Why should “project-based learning” in schools be important to parents, students and the community? First, let’s explore what project-based learning is and how it impacts the students — the students that are our community’s future.
Project-based learning is an instructional method using an extended period of time to investigate and respond to an authentic, engaging and complex question, problem or challenge. Students gain knowledge and skills throughout the project. Frequently, students do not recognize the areas of educational growth and skills they’ve gained because of their passion in the project.
A great example of project-based learning would be the recent “Shark Tank” conducted at McCordsville Elementary. Students were given task parameters of creating a business and launching a product/invention.
The (mock) entrepreneur students were required to follow the timeline, prepare a business plan, use vocabulary words, create a pitch and promotional video, research the cost of materials, target a specific audience and give a speech of their concept as a persuasive argument on why their product should be funded.
This student-led project covered 63 Indiana state standards. The finalists presented their inventions in front of the entire school and were (mock) funded through local community “sharks” consisting of teachers and local community business leaders.
A primary benefit of project-based learning is that students enjoy learning through hands-on research. The projects engage students; they are active, rather than passive in their learning.

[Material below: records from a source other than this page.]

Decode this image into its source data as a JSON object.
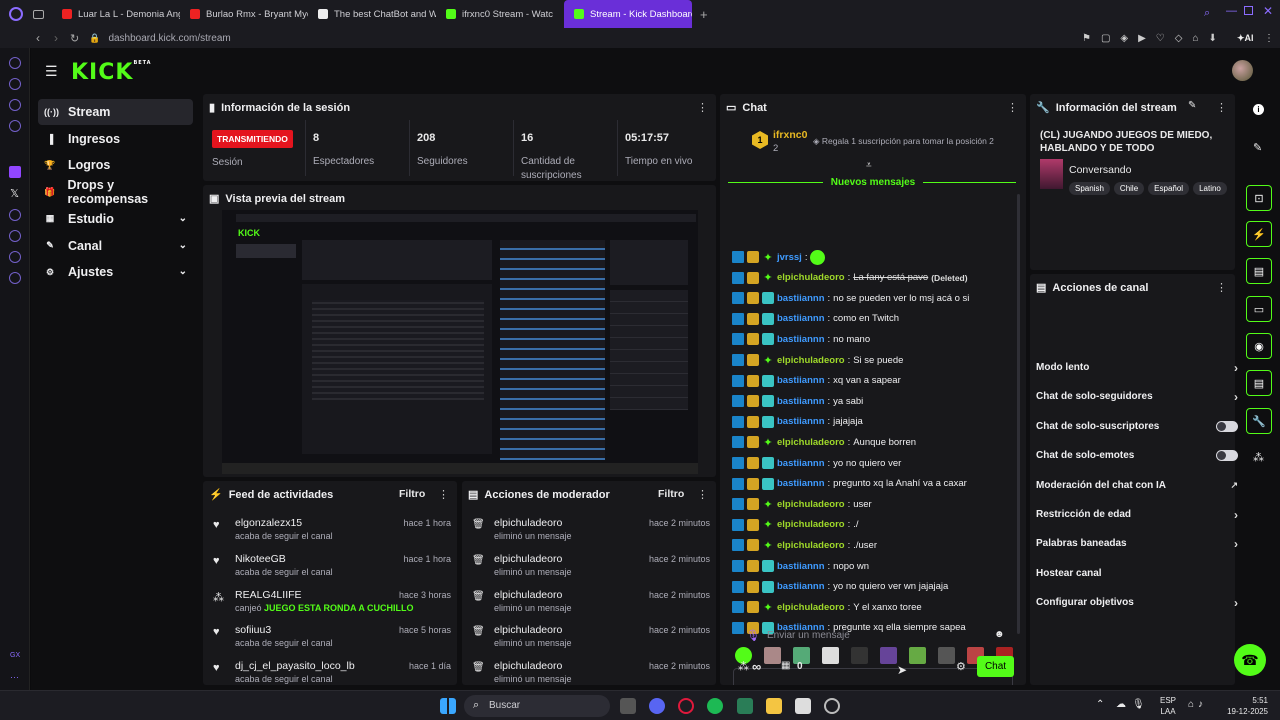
{
  "browser": {
    "tabs": [
      {
        "title": "Luar La L - Demonia Ange",
        "color": "#e22"
      },
      {
        "title": "Burlao Rmx - Bryant Myer",
        "color": "#e22"
      },
      {
        "title": "The best ChatBot and Wi",
        "color": "#eee"
      },
      {
        "title": "ifrxnc0 Stream - Watc",
        "color": "#53fc18"
      },
      {
        "title": "Stream - Kick Dashboard",
        "color": "#53fc18"
      }
    ],
    "url": "dashboard.kick.com/stream"
  },
  "app": {
    "logo": "KICK",
    "logo_badge": "BETA",
    "nav": [
      {
        "label": "Stream",
        "icon": "broadcast-icon",
        "glyph": "((·))",
        "selected": true,
        "expandable": false
      },
      {
        "label": "Ingresos",
        "icon": "chart-icon",
        "glyph": "▐",
        "selected": false,
        "expandable": false
      },
      {
        "label": "Logros",
        "icon": "trophy-icon",
        "glyph": "🏆",
        "selected": false,
        "expandable": false
      },
      {
        "label": "Drops y recompensas",
        "icon": "gift-icon",
        "glyph": "🎁",
        "selected": false,
        "expandable": false
      },
      {
        "label": "Estudio",
        "icon": "grid-icon",
        "glyph": "▦",
        "selected": false,
        "expandable": true
      },
      {
        "label": "Canal",
        "icon": "pencil-icon",
        "glyph": "✎",
        "selected": false,
        "expandable": true
      },
      {
        "label": "Ajustes",
        "icon": "gear-icon",
        "glyph": "⚙",
        "selected": false,
        "expandable": true
      }
    ]
  },
  "session": {
    "title": "Información de la sesión",
    "badge": "TRANSMITIENDO",
    "badge_label": "Sesión",
    "stats": [
      {
        "value": "8",
        "label": "Espectadores"
      },
      {
        "value": "208",
        "label": "Seguidores"
      },
      {
        "value": "16",
        "label": "Cantidad de suscripciones"
      },
      {
        "value": "05:17:57",
        "label": "Tiempo en vivo"
      }
    ]
  },
  "preview": {
    "title": "Vista previa del stream"
  },
  "feed": {
    "title": "Feed de actividades",
    "filter": "Filtro",
    "items": [
      {
        "name": "elgonzalezx15",
        "sub": "acaba de seguir el canal",
        "sub_highlight": "",
        "time": "hace 1 hora",
        "icon": "heart-icon",
        "glyph": "♥"
      },
      {
        "name": "NikoteeGB",
        "sub": "acaba de seguir el canal",
        "sub_highlight": "",
        "time": "hace 1 hora",
        "icon": "heart-icon",
        "glyph": "♥"
      },
      {
        "name": "REALG4LIIFE",
        "sub": "canjeó",
        "sub_highlight": "JUEGO ESTA RONDA A CUCHILLO",
        "time": "hace 3 horas",
        "icon": "points-icon",
        "glyph": "⁂"
      },
      {
        "name": "sofiiuu3",
        "sub": "acaba de seguir el canal",
        "sub_highlight": "",
        "time": "hace 5 horas",
        "icon": "heart-icon",
        "glyph": "♥"
      },
      {
        "name": "dj_cj_el_payasito_loco_lb",
        "sub": "acaba de seguir el canal",
        "sub_highlight": "",
        "time": "hace 1 día",
        "icon": "heart-icon",
        "glyph": "♥"
      }
    ]
  },
  "modactions": {
    "title": "Acciones de moderador",
    "filter": "Filtro",
    "items": [
      {
        "name": "elpichuladeoro",
        "sub": "eliminó un mensaje",
        "time": "hace 2 minutos"
      },
      {
        "name": "elpichuladeoro",
        "sub": "eliminó un mensaje",
        "time": "hace 2 minutos"
      },
      {
        "name": "elpichuladeoro",
        "sub": "eliminó un mensaje",
        "time": "hace 2 minutos"
      },
      {
        "name": "elpichuladeoro",
        "sub": "eliminó un mensaje",
        "time": "hace 2 minutos"
      },
      {
        "name": "elpichuladeoro",
        "sub": "eliminó un mensaje",
        "time": "hace 2 minutos"
      }
    ]
  },
  "chat": {
    "title": "Chat",
    "pinned_user": "ifrxnc0",
    "pinned_rank": "1",
    "pinned_count": "2",
    "pinned_text": "Regala 1 suscripción para tomar la posición 2",
    "new_messages": "Nuevos mensajes",
    "messages": [
      {
        "user": "jvrssj",
        "color": "blue",
        "badges": [
          "b1",
          "b2",
          "b4"
        ],
        "text": "",
        "deleted": false
      },
      {
        "user": "elpichuladeoro",
        "color": "green",
        "badges": [
          "b1",
          "b2",
          "b4"
        ],
        "text": "La fany está pavo",
        "deleted": true,
        "deleted_label": "(Deleted)"
      },
      {
        "user": "bastiiannn",
        "color": "blue",
        "badges": [
          "b1",
          "b2",
          "b3"
        ],
        "text": "no se pueden ver lo msj acá o si",
        "deleted": false
      },
      {
        "user": "bastiiannn",
        "color": "blue",
        "badges": [
          "b1",
          "b2",
          "b3"
        ],
        "text": "como en Twitch",
        "deleted": false
      },
      {
        "user": "bastiiannn",
        "color": "blue",
        "badges": [
          "b1",
          "b2",
          "b3"
        ],
        "text": "no mano",
        "deleted": false
      },
      {
        "user": "elpichuladeoro",
        "color": "green",
        "badges": [
          "b1",
          "b2",
          "b4"
        ],
        "text": "Si se puede",
        "deleted": false
      },
      {
        "user": "bastiiannn",
        "color": "blue",
        "badges": [
          "b1",
          "b2",
          "b3"
        ],
        "text": "xq van a sapear",
        "deleted": false
      },
      {
        "user": "bastiiannn",
        "color": "blue",
        "badges": [
          "b1",
          "b2",
          "b3"
        ],
        "text": "ya sabi",
        "deleted": false
      },
      {
        "user": "bastiiannn",
        "color": "blue",
        "badges": [
          "b1",
          "b2",
          "b3"
        ],
        "text": "jajajaja",
        "deleted": false
      },
      {
        "user": "elpichuladeoro",
        "color": "green",
        "badges": [
          "b1",
          "b2",
          "b4"
        ],
        "text": "Aunque borren",
        "deleted": false
      },
      {
        "user": "bastiiannn",
        "color": "blue",
        "badges": [
          "b1",
          "b2",
          "b3"
        ],
        "text": "yo no quiero ver",
        "deleted": false
      },
      {
        "user": "bastiiannn",
        "color": "blue",
        "badges": [
          "b1",
          "b2",
          "b3"
        ],
        "text": "pregunto xq la Anahí va a caxar",
        "deleted": false
      },
      {
        "user": "elpichuladeoro",
        "color": "green",
        "badges": [
          "b1",
          "b2",
          "b4"
        ],
        "text": "user",
        "deleted": false
      },
      {
        "user": "elpichuladeoro",
        "color": "green",
        "badges": [
          "b1",
          "b2",
          "b4"
        ],
        "text": "./",
        "deleted": false
      },
      {
        "user": "elpichuladeoro",
        "color": "green",
        "badges": [
          "b1",
          "b2",
          "b4"
        ],
        "text": "./user",
        "deleted": false
      },
      {
        "user": "bastiiannn",
        "color": "blue",
        "badges": [
          "b1",
          "b2",
          "b3"
        ],
        "text": "nopo wn",
        "deleted": false
      },
      {
        "user": "bastiiannn",
        "color": "blue",
        "badges": [
          "b1",
          "b2",
          "b3"
        ],
        "text": "yo no quiero ver wn jajajaja",
        "deleted": false
      },
      {
        "user": "elpichuladeoro",
        "color": "green",
        "badges": [
          "b1",
          "b2",
          "b4"
        ],
        "text": "Y el xanxo toree",
        "deleted": false
      },
      {
        "user": "bastiiannn",
        "color": "blue",
        "badges": [
          "b1",
          "b2",
          "b3"
        ],
        "text": "pregunte xq ella siempre sapea",
        "deleted": false
      }
    ],
    "placeholder": "Enviar un mensaje",
    "points": "∞",
    "pinned_count_bottom": "0",
    "send": "Chat"
  },
  "streaminfo": {
    "title": "Información del stream",
    "stream_title": "(CL) JUGANDO JUEGOS DE MIEDO, HABLANDO Y DE TODO",
    "category": "Conversando",
    "tags": [
      "Spanish",
      "Chile",
      "Español",
      "Latino"
    ]
  },
  "channel_actions": {
    "title": "Acciones de canal",
    "items": [
      {
        "label": "Modo lento",
        "kind": "chevron"
      },
      {
        "label": "Chat de solo-seguidores",
        "kind": "chevron"
      },
      {
        "label": "Chat de solo-suscriptores",
        "kind": "toggle"
      },
      {
        "label": "Chat de solo-emotes",
        "kind": "toggle"
      },
      {
        "label": "Moderación del chat con IA",
        "kind": "external"
      },
      {
        "label": "Restricción de edad",
        "kind": "chevron"
      },
      {
        "label": "Palabras baneadas",
        "kind": "chevron"
      },
      {
        "label": "Hostear canal",
        "kind": "none"
      },
      {
        "label": "Configurar objetivos",
        "kind": "chevron"
      }
    ]
  },
  "taskbar": {
    "search": "Buscar",
    "lang": "ESP",
    "lang2": "LAA",
    "time": "5:51",
    "date": "19-12-2025"
  }
}
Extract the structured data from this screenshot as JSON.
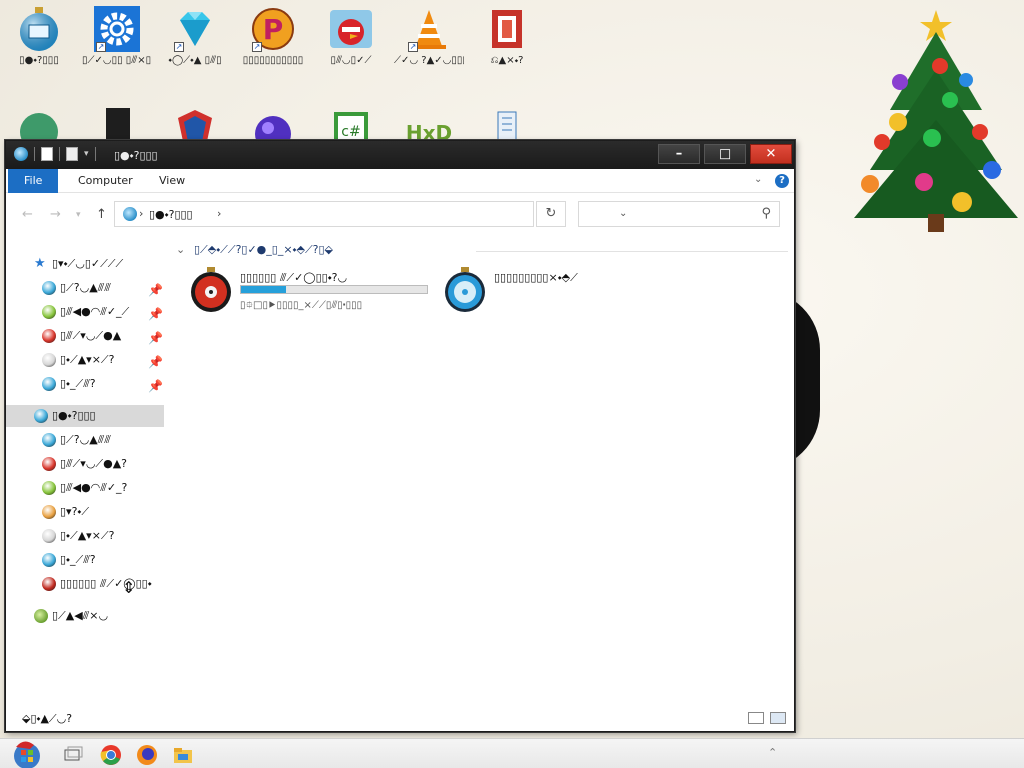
{
  "desktop": {
    "icons": [
      {
        "label": "▯●⬩?▯▯▯",
        "icon": "monitor-bauble-icon"
      },
      {
        "label": "▯⟋✓◡▯▯ ▯⫻×▯▯▯",
        "icon": "gear-settings-icon"
      },
      {
        "label": "⬩◯⟋⬩▲ ▯⫻▯",
        "icon": "diamond-icon"
      },
      {
        "label": "▯▯▯▯▯▯▯▯▯▯▯",
        "icon": "p-logo-icon"
      },
      {
        "label": "▯⫻◡▯✓⟋",
        "icon": "angry-bird-icon"
      },
      {
        "label": "⟋✓◡ ?▲✓◡▯▯▯",
        "icon": "vlc-cone-icon"
      },
      {
        "label": "⎌▲×⬩?",
        "icon": "office-icon"
      }
    ]
  },
  "window": {
    "title": "▯●⬩?▯▯▯",
    "ribbon_tabs": [
      "File",
      "Computer",
      "View"
    ],
    "address_path": "▯●⬩?▯▯▯",
    "search_placeholder": "",
    "group_header": "▯⟋⬘⬩⟋⟋?▯✓●_▯_×⬩⬘⟋?▯⬙",
    "drives": [
      {
        "name": "▯▯▯▯▯▯ ⫻⟋✓◯▯▯⬩?◡",
        "free": "▯⯐□▯⯈▯▯▯▯_×⟋⟋▯⫻▯⬝▯▯▯",
        "usage": 0.24,
        "icon": "hard-drive-bauble-red-icon"
      },
      {
        "name": "▯▯▯▯▯▯▯▯▯×⬩⬘⟋",
        "free": "",
        "usage": null,
        "icon": "dvd-drive-bauble-icon"
      }
    ],
    "status": "⬙▯⬩▲⟋◡?"
  },
  "nav_pane": {
    "quick_access_label": "▯▾⬩⟋◡▯✓⟋⟋⟋",
    "quick_items": [
      {
        "label": "▯⟋?◡▲⫻⫻",
        "color": "#3aa8d8"
      },
      {
        "label": "▯⫻◀●◠⫻✓_⟋",
        "color": "#86c43a"
      },
      {
        "label": "▯⫻⟋▾◡⟋●▲",
        "color": "#d8342a"
      },
      {
        "label": "▯⬩⟋▲▾×⟋?",
        "color": "#d6d6d6"
      },
      {
        "label": "▯⬩_⟋⫻?",
        "color": "#3aa8d8"
      }
    ],
    "this_pc_label": "▯●⬩?▯▯▯",
    "pc_items": [
      {
        "label": "▯⟋?◡▲⫻⫻",
        "color": "#3aa8d8"
      },
      {
        "label": "▯⫻⟋▾◡⟋●▲?",
        "color": "#d8342a"
      },
      {
        "label": "▯⫻◀●◠⫻✓_?",
        "color": "#86c43a"
      },
      {
        "label": "▯▾?⬩⟋",
        "color": "#e8a040"
      },
      {
        "label": "▯⬩⟋▲▾×⟋?",
        "color": "#d6d6d6"
      },
      {
        "label": "▯⬩_⟋⫻?",
        "color": "#3aa8d8"
      },
      {
        "label": "▯▯▯▯▯▯ ⫻⟋✓◯▯▯⬩",
        "color": "#c0281e"
      }
    ],
    "network_label": "▯⟋▲◀⫻×◡"
  },
  "taskbar": {
    "items": [
      "start-orb-icon",
      "task-view-icon",
      "chrome-icon",
      "firefox-icon",
      "file-explorer-icon"
    ]
  }
}
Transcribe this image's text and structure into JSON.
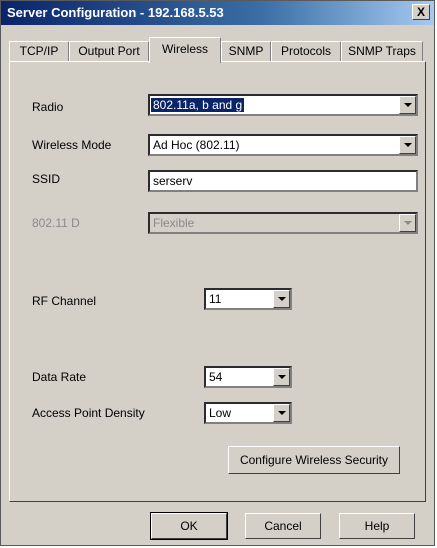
{
  "window": {
    "title": "Server Configuration - 192.168.5.53",
    "close_glyph": "X"
  },
  "tabs": [
    {
      "label": "TCP/IP"
    },
    {
      "label": "Output Port"
    },
    {
      "label": "Wireless",
      "active": true
    },
    {
      "label": "SNMP"
    },
    {
      "label": "Protocols"
    },
    {
      "label": "SNMP Traps"
    }
  ],
  "wireless": {
    "radio": {
      "label": "Radio",
      "value": "802.11a, b and g"
    },
    "mode": {
      "label": "Wireless Mode",
      "value": "Ad Hoc (802.11)"
    },
    "ssid": {
      "label": "SSID",
      "value": "serserv"
    },
    "d80211": {
      "label": "802.11 D",
      "value": "Flexible"
    },
    "rf_channel": {
      "label": "RF Channel",
      "value": "11"
    },
    "data_rate": {
      "label": "Data Rate",
      "value": "54"
    },
    "ap_density": {
      "label": "Access Point Density",
      "value": "Low"
    },
    "security_button": "Configure Wireless Security"
  },
  "footer": {
    "ok": "OK",
    "cancel": "Cancel",
    "help": "Help"
  },
  "colors": {
    "title_start": "#0a246a",
    "title_end": "#a6caf0",
    "selection": "#0a246a",
    "face": "#d4d0c8"
  }
}
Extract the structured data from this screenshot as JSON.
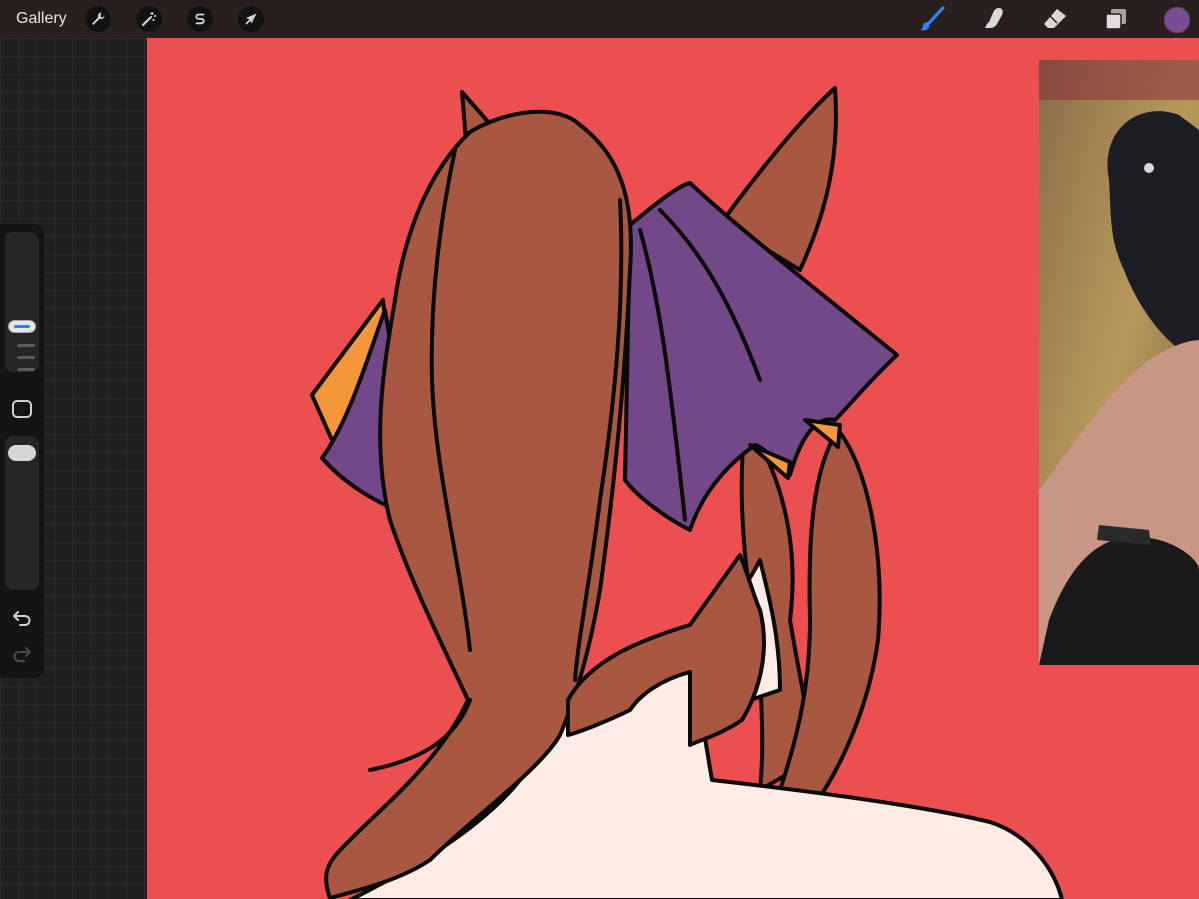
{
  "topbar": {
    "gallery_label": "Gallery",
    "left_tools": [
      {
        "name": "actions",
        "icon": "wrench-icon"
      },
      {
        "name": "adjustments",
        "icon": "magic-wand-icon"
      },
      {
        "name": "selection",
        "icon": "selection-s-icon"
      },
      {
        "name": "transform",
        "icon": "arrow-cursor-icon"
      }
    ],
    "right_tools": [
      {
        "name": "brush",
        "icon": "brush-icon",
        "active": true
      },
      {
        "name": "smudge",
        "icon": "smudge-finger-icon",
        "active": false
      },
      {
        "name": "eraser",
        "icon": "eraser-icon",
        "active": false
      },
      {
        "name": "layers",
        "icon": "layers-icon",
        "active": false
      }
    ],
    "current_color": "#7c4b96"
  },
  "sidebar": {
    "icons": [
      "size-slider",
      "modify-square-icon",
      "opacity-slider",
      "undo-icon",
      "redo-icon"
    ],
    "redo_enabled": false
  },
  "canvas": {
    "background_color": "#ec4f50",
    "hair_color": "#a85840",
    "ribbon_color": "#724888",
    "ribbon_accent_color": "#f4973a",
    "skin_color": "#fdebe4",
    "outline_color": "#0a0a0a"
  },
  "reference_window": {
    "visible": true
  }
}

The activity provides real-world relevance for students’ learning. Through project-based learning, students learn the value of teamwork, take initiative, learn how to communicate ideas, manage timelines and solve problems.
Soft skills that are essential in today’s workforce or college, such as being respectful, dependable and efficient, are also managed (or learned) in project-based learning. We all know that sometimes teamwork in projects can be challenging; however, this experience prepares students for the real world, as projects in college/career can be difficult as well.
Another benefit of the project-based learning approach is the ability to connect the student and school to the community.
The community can be involved in the project or the project can entail solving a problem that is important to the student and their community. The project can have a powerful effect in creating emerging and transformative leaders. Projects that are close to heart can give students a sense of purpose and realize they can make a difference in the world.
Another example of project-based learning is the Mt. Vernon High School students whose group is now known as the “Green Team.” Eight students in developmental reading have inspired their peers to drink more water using the new water bottle refilling stations they encouraged the district to purchase. Their contagious passion towards healthy initiatives resulted in a corporate partnership with Hancock Regional Hospital, which purchased “Marauder Water” bottles for their club to sell. The project involved teamwork, research, presentations, student surveys and fundraising.
I believe the boring “chalk and talk” pedagogy for education is in transition; students are driving their learning in schools using modern teaching methods such as project-based learning.
Students perceive the project as personally meaningful, which drives their desire to do well. These projects also serve an educational purpose, fulfilling academic goals while achieving an engaging and personal education for each student.
In summary, students, parents and the community should support schools/teachers that provide the innovative and progressive project-based learning. Students deserve to have a project-based learning environment where they engage in their learning and develop skills used in the 21st century environment.